Including Technical Communication in General Education: The Proposal, Design, and Outcomes of a New Course

Lu Rehling, San Francisco State University
Neil Lindeman, San Francisco State University

Abstract. This article analyzes how and why technical communication programs can and should integrate courses within general education curricula, discussing relevant scholarship and our own case study. We address the rationale for positioning a course among traditional liberal arts offerings, the cultural challenges that pose obstacles to doing so, and the potential benefits. We also describe our process proposing a technical communication course for general education, the design of that course, lessons learned, the successful outcome, and the encouraging implications for other technical communication programs and for our field, especially at a time when undergraduate curriculum reform is prevalent.

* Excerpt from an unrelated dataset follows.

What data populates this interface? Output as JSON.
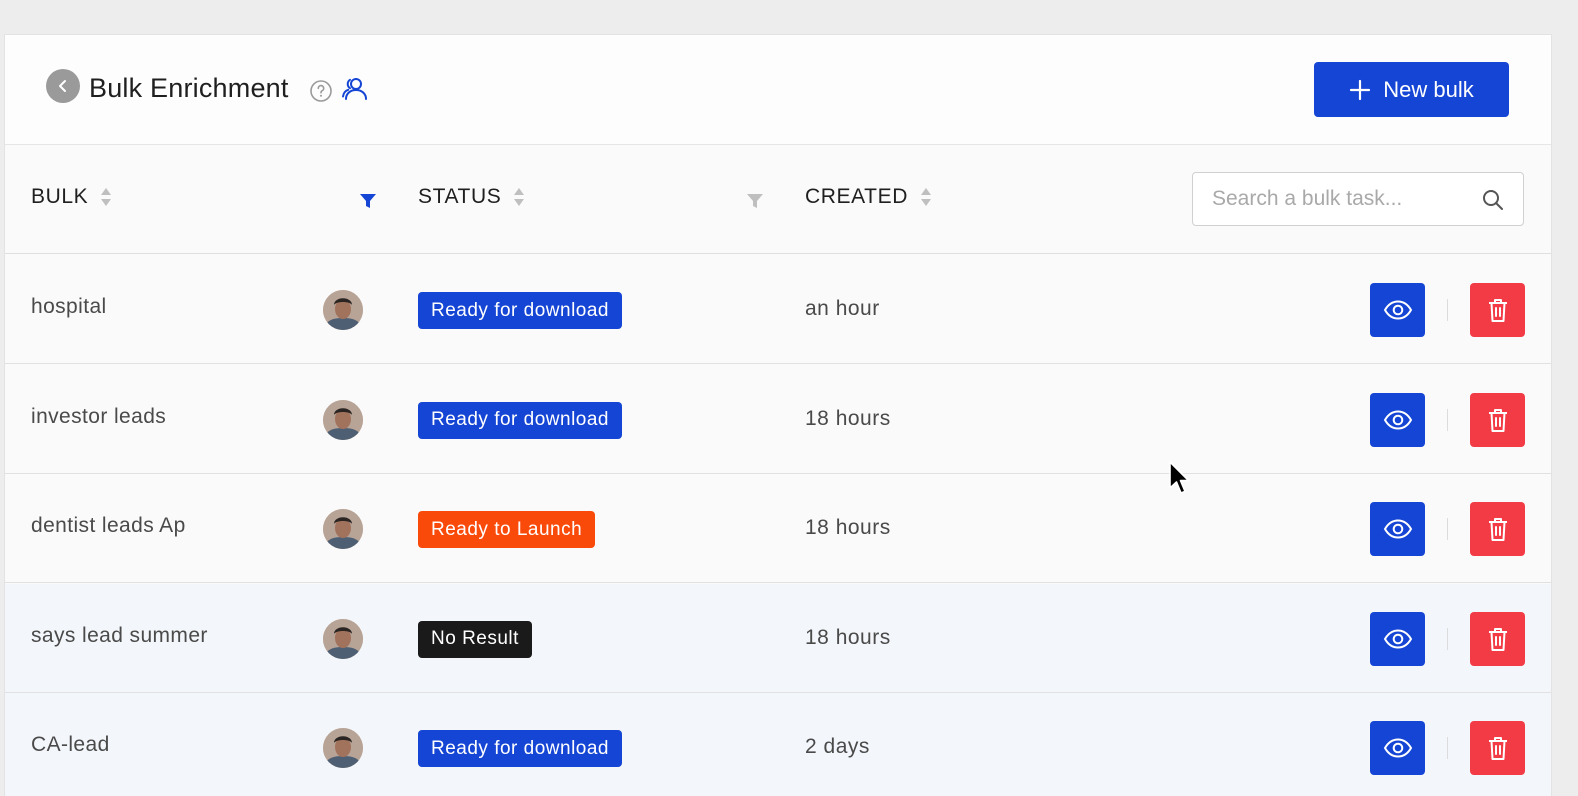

Keywords. course design, curriculum innovation, general education, liberal arts, humanities, program development, status of technical communication, undergraduate studies


The Role of the Cognate Course in Graduate: Professional Communication Programs

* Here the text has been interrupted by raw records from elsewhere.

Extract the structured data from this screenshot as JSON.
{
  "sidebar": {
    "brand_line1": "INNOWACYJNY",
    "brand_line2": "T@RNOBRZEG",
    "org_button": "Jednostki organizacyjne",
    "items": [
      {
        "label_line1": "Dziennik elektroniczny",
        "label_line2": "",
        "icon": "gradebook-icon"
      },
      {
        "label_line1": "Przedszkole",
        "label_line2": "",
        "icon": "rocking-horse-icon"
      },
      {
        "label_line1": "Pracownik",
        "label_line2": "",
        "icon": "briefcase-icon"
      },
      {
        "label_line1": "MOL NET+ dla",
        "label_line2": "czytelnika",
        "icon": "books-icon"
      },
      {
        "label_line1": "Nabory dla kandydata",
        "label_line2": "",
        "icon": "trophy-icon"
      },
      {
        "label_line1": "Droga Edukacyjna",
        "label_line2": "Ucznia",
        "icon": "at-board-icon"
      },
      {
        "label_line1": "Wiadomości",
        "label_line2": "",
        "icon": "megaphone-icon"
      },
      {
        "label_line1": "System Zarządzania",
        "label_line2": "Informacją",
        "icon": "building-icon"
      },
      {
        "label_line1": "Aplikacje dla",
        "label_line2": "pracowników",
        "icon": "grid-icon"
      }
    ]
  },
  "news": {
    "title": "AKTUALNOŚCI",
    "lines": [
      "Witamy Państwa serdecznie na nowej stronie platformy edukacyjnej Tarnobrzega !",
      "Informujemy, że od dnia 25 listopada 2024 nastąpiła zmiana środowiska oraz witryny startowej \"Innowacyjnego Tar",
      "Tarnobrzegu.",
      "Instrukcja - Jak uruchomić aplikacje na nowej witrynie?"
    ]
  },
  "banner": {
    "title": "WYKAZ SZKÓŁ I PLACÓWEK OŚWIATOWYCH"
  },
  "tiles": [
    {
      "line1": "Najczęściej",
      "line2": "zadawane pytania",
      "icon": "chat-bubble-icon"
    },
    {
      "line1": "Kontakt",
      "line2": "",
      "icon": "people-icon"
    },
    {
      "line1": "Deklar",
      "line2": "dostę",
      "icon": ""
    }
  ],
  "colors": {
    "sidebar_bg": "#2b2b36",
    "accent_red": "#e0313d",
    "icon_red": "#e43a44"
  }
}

David Christensen, Utah State University
Keith Gibson, Utah State University
Laura Vernon, Utah State University

Abstract. The last decade has seen a surge in the number of professional communication doctoral programs. This sudden growth has led to new program administrators around the country rethinking how best to approach graduate study in professional communication. One area is the status of courses taken outside the home department, also known as cognate courses. This article explores the rationale for the various approaches to the cognate course by PhD programs in technical and professional communication. We explain reasons for discouraging, allowing, or requiring the cognate course. And though there are good reasons for each stance, we conclude by arguing for an interdisciplinary approach to doctoral professional communication programs of study that requires cognate courses.

Keywords. cognate courses, collaboration, interdisciplinarity, program administration, PhD programs


Authentic Assessment in Technical Communication Classrooms and Programs: Proposal for an Integrated Framework

Han Yu, Kansas State University

Abstract. Given the disconnections between technical communication classroom assessment and professional workplace assessment, the author suggests that technical communication programs learn from workplaces’ best practices to develop authentic classroom assessment and better prepare students for workplace performance. Authentic classroom assessment also generates meaningful student learning evidence, which can be used in outcome-based program reviews for us to reach more comprehensive and accurate assessment of programs’ education success. The article details how this integrated, two-tier framework can be carried out at both the classroom and program levels and discusses its programmatic benefits.

Keywords. authentic learning environment, program review, technical communication, workplace practice, writing assessment


CPTSC Keynote 2009

Knowledge Communication: Formative Ideas and Research Impetus

Peter Kastberg, University of Aarhus, Denmark

Abstract. This keynote was presented at the 2009 annual meeting on August 20, 2009, at the University of Aarhus, Denmark. The meeting’s theme for that year was “The Language(s) of Technical and Scientific Communication: Global Perspectives and Local Practices.”


Program Showcase

Cedarville University, Technical and Professional Communication

Sandi Harner, Cedarville University

Abstract. This article describes the development and program history for the Technical and Professional Communication undergraduate major at Cedarville University. The article includes program distinctives, as well as profiles of students, graduates, faculty, and facilities.

Keywords. assessment, client-based projects, curriculum development, industry advisory board, rhetorical theory, technical communication, theory and practice



Balancing Acts: A Case for Confronting the Tyranny of STEM

Robert R. Johnson, Michigan Technological University

Book Reviews

Designing Globally Networked Learning Environments: Visionary Partnerships, Policies, and Pedagogies

Geoffrey Sauer, Iowa State University


Resources in Technical Communication: Outcomes and Approaches

Nancy W. Coppola, New Jersey Institute of Technology